IOCs in your APIs

June 8, 2022 | by Jason Kent

IOCs in your APIs

When our customers engage the CQ Prime Threat Research Team for help, it is typically driven by some sort of compelling event. It may have been a potential compliance issue from an exposed API, an aggressive Account Take Over or Shopping Bot attack.

In all of these cases our process is the same. We get integrated into the application infrastructure and begin the work of finding Indicators of Compromise (IoCs). This involves looking at obvious endpoints like /api/v1/login for interesting activity. Another obvious target would be /api/v1/order where we find interaction between users, IP addresses and order numbers. But how do we know what to look for and is what should you are looking for the same for APIs and web apps?

Low Hanging Fruit

Some things line up nicely in order for one to figure out where to look and what to look for. In Account Take Over, for instance, we are primarily looking at the login application flow with a singular focus on Usernames, Passwords, IP addresses and User Agents along with how the attack might be performed. These data points line up nicely with our four pillars of detection – Credentials, Tools, Infrastructure and Behavior- and can help you identify where the attack may be taking place and what to look for.

IOCs APIs login application flow

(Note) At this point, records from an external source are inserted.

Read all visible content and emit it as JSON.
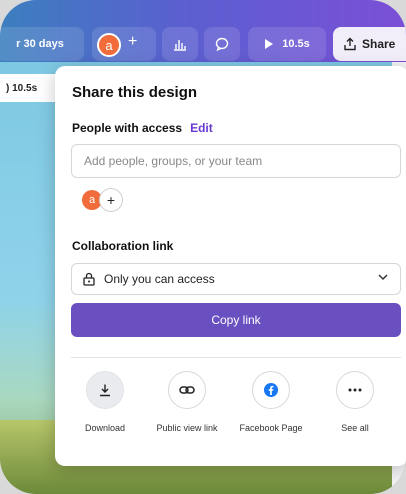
{
  "toolbar": {
    "trial_text": "r 30 days",
    "avatar_initial": "a",
    "add_symbol": "+",
    "chart_icon": "bar-chart-icon",
    "comment_icon": "comment-icon",
    "play_duration": "10.5s",
    "share_label": "Share"
  },
  "canvas": {
    "timer_label": ") 10.5s"
  },
  "share_panel": {
    "title": "Share this design",
    "people_label": "People with access",
    "edit_label": "Edit",
    "add_placeholder": "Add people, groups, or your team",
    "member_initial": "a",
    "add_member_symbol": "+",
    "collab_label": "Collaboration link",
    "access_option": "Only you can access",
    "copy_label": "Copy link",
    "actions": [
      {
        "label": "Download",
        "icon": "download-icon"
      },
      {
        "label": "Public view link",
        "icon": "link-icon"
      },
      {
        "label": "Facebook Page",
        "icon": "facebook-icon"
      },
      {
        "label": "See all",
        "icon": "more-icon"
      }
    ]
  }
}
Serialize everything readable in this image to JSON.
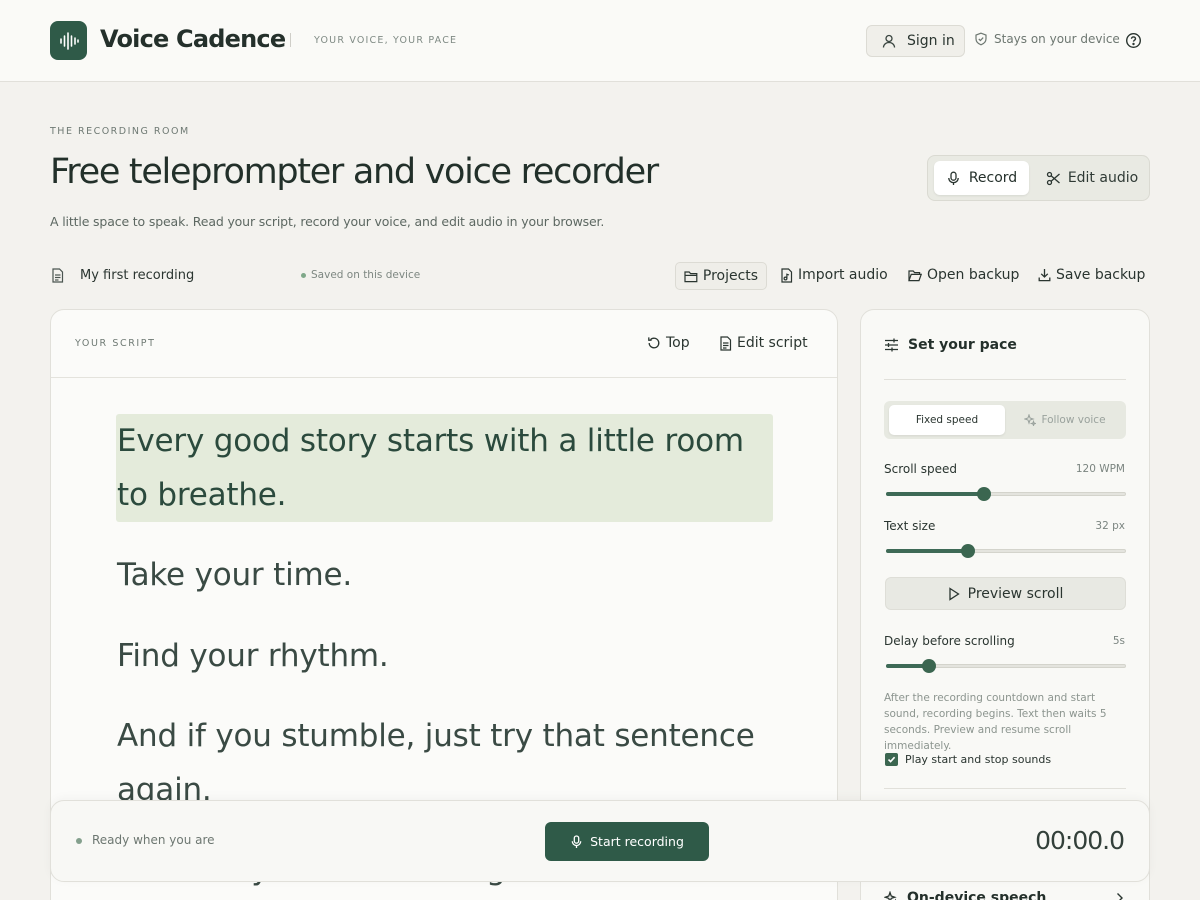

  • Credentials can be one of the many credential dumps from past data breaches or it can be that a valid credential set is being misused and appearing from multiple IPs and or appearing with and without valid sessions.
  • Tools are often services that hide the nature of the attack. Commercialized examples include Bots-as-a-Service, All In One (AIO) bots, and OpenBullet but can be as simple as a few python scripts that use libraries mimicking regular user behavior. These tools are often easily detected and can be identified by unique parameters within the tool.
  • Infrastructure detection used to just simply be IP addresses and lists of which ones were bad. Attackers began rotating through IP addresses and moving to commercialized proxy services. These services are competing with one another and are getting better and better infrastructure for which attackers are willing to pay more for.
  • Behavior can come down to the logic of the application or endpoint and how it might be used or misused. Behavior is also what happens when things change, if IPs get blocked how fast does the attacker take to react to that? What user-agents are being used? Are they changing? Noting the attacker behavior can show what is and isn’t working to mitigate the attack. So how do we approach a specific problem and what IOCs are we looking for, given the context of the four pillars?

Let’s take Account Take Over as an example. Step one is to fully understand how the login flow works and what success and failure looks like. The next step is to baseline what a good day of standard behavior is and then begin analyzing login failure metrics. An additional metric to track is how your login success and failure rates compare to others in your industry. Once normal patterns are known, you can easily see that huge numbers of login failures can be an IOC of ATO. Similarly, paired with failures, a single username coming from multiple IPs may be abnormal.

If content scraping is a worry then looking at single IPs that are using GET method but don’t seem to be doing anything else is a great place to start. The behavioral aspect of most traffic is going to be important as well as the infrastructure, credentials, and tools.

IP addresses, Usernames and data points like login successes vs login failures certainly are low hanging IOCs. Another great place to look is User Agents or “browsers”. Most APIs are attached to mobile applications or 3rd party systems and use a developer-defined User Agent Like Android_V3 or something similar. If your APIs aren’t typically used by web users, then a Chrome 99 User Agent is an IoC that someone is attempting access. If your API is often used by standard user agents, look for the patterns. Often a group of UAs that are associated with Usernames under attack can lead to further understanding of what the attacker is doing. Continually analyze User Agents seen in both good traffic and bot attacks to find and leverage discernible patterns.

IOCs in your APIs user agent comparison

Bots cannot function without an infrastructure to run on so knowing as much about where and how traffic is hitting your API is another source of IOCs. The first step here is to compare organization source for good traffic and bot traffic. It’s highly likely that the list of providers will be quite different, with known residential proxy providers generating a higher volume of (bot) traffic, as shown in the image below.

IOCs in your APIs proxy providers

It is difficult to say exactly what the thing or things to look for would be in any given application but, looking for indicators within each of the four pillars will help you understand if you are under attack or have been under attack and what each attack scenario might be.

If you’re going to RSA, please join my IOCs in your APIs Birds of a Feather session on Thursday, June 9th, 2-3pm.

Jason Kent

Jason Kent

Hacker in Residence

Additional Resources

New Research Discovers More Than 30% of All Malicious Attacks Target Shadow APIs. Learn more Arrow icon